ASSIGNED TASK:
Return every line of the data below that includes the string "отражения".

- Opening Delimiter -

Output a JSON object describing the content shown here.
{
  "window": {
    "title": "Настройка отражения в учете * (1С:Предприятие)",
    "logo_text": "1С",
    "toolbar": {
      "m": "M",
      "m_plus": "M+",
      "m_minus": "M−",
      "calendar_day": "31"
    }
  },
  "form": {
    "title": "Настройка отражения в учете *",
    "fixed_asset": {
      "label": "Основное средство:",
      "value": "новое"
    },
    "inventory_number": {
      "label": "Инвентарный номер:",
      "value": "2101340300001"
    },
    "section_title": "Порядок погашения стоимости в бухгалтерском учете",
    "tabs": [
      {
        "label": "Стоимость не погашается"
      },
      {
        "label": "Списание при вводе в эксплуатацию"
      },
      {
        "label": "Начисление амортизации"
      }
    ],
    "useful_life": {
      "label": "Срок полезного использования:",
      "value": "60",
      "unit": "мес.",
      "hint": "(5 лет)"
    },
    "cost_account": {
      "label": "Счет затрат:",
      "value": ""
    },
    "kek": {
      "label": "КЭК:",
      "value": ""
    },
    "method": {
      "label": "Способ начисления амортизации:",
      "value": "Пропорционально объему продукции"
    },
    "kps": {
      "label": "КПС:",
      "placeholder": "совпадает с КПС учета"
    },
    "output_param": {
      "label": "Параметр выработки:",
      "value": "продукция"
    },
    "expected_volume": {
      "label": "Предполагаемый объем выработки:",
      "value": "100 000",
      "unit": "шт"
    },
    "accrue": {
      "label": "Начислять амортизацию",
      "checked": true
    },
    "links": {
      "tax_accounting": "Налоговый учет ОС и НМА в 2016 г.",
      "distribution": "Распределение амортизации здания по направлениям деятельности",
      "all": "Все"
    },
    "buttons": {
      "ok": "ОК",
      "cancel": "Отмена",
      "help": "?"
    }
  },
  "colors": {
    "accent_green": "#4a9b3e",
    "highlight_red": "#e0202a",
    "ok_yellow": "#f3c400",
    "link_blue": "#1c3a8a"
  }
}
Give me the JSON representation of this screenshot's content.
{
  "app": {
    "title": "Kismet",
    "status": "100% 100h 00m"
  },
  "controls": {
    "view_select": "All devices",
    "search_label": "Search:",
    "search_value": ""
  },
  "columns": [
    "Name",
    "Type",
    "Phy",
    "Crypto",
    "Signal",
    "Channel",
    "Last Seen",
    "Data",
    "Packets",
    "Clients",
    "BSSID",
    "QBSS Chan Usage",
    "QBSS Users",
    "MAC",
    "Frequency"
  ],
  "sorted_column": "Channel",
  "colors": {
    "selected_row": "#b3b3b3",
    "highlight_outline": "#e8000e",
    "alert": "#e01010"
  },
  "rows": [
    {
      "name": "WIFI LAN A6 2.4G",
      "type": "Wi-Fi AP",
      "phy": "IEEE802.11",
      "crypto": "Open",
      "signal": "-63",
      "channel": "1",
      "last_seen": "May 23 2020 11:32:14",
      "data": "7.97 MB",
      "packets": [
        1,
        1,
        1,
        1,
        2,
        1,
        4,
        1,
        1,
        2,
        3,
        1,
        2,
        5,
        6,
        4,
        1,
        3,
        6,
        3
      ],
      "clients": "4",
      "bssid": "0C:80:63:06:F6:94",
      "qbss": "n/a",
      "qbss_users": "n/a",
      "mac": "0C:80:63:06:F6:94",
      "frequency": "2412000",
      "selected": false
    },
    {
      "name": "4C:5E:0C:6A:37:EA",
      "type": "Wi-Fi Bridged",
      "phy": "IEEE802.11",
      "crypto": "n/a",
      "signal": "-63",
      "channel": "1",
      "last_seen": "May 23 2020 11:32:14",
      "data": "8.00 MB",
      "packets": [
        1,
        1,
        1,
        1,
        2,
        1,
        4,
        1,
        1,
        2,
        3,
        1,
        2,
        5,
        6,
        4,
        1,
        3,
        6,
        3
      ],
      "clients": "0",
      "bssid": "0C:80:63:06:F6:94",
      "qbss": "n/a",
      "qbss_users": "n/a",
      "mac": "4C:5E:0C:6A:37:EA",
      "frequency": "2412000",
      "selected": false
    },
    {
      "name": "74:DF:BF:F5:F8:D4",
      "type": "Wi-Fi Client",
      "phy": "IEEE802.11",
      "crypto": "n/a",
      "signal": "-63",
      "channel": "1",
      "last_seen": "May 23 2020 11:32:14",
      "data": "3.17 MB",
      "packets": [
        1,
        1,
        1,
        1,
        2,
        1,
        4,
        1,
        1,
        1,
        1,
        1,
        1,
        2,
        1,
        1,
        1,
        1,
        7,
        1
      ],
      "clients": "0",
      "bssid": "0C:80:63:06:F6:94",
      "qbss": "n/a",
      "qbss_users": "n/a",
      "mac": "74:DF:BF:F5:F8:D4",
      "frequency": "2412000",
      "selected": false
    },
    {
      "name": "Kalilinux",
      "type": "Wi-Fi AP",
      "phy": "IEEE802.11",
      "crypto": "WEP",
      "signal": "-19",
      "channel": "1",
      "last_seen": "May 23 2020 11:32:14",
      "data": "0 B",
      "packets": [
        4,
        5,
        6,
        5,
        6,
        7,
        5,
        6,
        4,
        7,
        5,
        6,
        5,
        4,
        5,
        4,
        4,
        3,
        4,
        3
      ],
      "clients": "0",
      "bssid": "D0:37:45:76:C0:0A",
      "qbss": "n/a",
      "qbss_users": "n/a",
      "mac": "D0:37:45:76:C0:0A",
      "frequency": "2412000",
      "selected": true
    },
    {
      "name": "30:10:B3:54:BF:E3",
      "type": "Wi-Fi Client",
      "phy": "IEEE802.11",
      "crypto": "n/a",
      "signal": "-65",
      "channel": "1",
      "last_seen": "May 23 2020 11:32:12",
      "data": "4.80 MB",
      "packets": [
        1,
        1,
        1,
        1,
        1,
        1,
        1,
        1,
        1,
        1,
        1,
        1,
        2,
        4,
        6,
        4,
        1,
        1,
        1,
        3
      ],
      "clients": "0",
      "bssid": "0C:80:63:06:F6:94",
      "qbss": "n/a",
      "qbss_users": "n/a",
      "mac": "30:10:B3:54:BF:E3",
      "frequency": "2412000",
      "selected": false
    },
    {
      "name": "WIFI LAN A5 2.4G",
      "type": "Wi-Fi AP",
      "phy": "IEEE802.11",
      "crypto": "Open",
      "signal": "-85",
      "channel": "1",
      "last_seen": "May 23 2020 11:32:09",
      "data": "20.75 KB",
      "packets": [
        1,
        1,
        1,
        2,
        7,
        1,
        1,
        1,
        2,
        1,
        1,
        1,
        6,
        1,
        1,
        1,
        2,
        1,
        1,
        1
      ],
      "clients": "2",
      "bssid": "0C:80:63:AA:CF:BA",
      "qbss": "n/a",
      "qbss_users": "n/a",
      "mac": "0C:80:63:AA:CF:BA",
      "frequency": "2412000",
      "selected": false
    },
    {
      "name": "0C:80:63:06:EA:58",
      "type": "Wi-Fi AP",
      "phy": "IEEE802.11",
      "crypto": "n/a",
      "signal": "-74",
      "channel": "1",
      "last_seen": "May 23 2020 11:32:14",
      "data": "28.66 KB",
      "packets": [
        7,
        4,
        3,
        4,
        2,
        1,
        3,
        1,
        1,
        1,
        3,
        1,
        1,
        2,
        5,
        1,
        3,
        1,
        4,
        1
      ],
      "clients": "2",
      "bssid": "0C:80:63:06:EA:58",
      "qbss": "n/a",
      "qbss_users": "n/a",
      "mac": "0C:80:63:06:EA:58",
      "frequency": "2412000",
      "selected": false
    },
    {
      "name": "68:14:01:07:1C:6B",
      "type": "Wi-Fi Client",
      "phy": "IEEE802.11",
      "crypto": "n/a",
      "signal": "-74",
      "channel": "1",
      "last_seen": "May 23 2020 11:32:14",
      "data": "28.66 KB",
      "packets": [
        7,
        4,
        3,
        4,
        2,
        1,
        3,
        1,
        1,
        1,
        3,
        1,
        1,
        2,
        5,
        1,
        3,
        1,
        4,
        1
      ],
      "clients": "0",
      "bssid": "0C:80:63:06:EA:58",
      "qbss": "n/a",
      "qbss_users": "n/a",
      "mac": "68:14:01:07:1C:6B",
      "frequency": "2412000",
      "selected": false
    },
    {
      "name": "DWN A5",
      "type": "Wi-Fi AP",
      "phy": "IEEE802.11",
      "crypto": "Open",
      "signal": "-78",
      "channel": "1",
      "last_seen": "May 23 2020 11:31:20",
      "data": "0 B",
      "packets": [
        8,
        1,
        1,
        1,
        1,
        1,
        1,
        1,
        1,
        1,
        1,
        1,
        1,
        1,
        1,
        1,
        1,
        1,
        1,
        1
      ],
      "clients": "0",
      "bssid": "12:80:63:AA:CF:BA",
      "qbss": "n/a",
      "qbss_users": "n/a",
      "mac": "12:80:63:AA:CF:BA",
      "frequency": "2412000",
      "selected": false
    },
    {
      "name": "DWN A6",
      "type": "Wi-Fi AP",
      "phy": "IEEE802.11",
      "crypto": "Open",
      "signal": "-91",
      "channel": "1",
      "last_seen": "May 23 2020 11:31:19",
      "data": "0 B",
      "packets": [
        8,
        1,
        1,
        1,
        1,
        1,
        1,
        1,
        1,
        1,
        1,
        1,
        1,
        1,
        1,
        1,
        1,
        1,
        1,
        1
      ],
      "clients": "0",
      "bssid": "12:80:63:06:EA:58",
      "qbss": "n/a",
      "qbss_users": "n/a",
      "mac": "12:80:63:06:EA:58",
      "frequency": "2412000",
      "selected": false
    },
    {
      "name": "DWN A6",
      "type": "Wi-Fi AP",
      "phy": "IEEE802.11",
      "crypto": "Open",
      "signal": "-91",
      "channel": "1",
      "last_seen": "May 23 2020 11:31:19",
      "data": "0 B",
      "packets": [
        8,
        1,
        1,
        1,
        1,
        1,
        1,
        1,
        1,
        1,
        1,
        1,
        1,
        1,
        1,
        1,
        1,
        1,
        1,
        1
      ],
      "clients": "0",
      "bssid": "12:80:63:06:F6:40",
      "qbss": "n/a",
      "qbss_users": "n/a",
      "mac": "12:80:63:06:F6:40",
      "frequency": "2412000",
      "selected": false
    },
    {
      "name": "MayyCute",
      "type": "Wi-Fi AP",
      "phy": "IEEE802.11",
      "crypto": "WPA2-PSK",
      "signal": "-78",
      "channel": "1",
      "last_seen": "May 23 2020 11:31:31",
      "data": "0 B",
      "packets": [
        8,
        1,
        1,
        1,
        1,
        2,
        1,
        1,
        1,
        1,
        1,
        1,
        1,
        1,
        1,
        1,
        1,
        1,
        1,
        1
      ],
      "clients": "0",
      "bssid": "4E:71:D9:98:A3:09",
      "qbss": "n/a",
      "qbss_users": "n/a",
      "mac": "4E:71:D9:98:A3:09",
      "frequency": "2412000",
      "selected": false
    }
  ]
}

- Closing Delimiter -

ANSWER TO THIS EXERCISE:
    "title": "Настройка отражения в учете * (1С:Предприятие)",
    "title": "Настройка отражения в учете *",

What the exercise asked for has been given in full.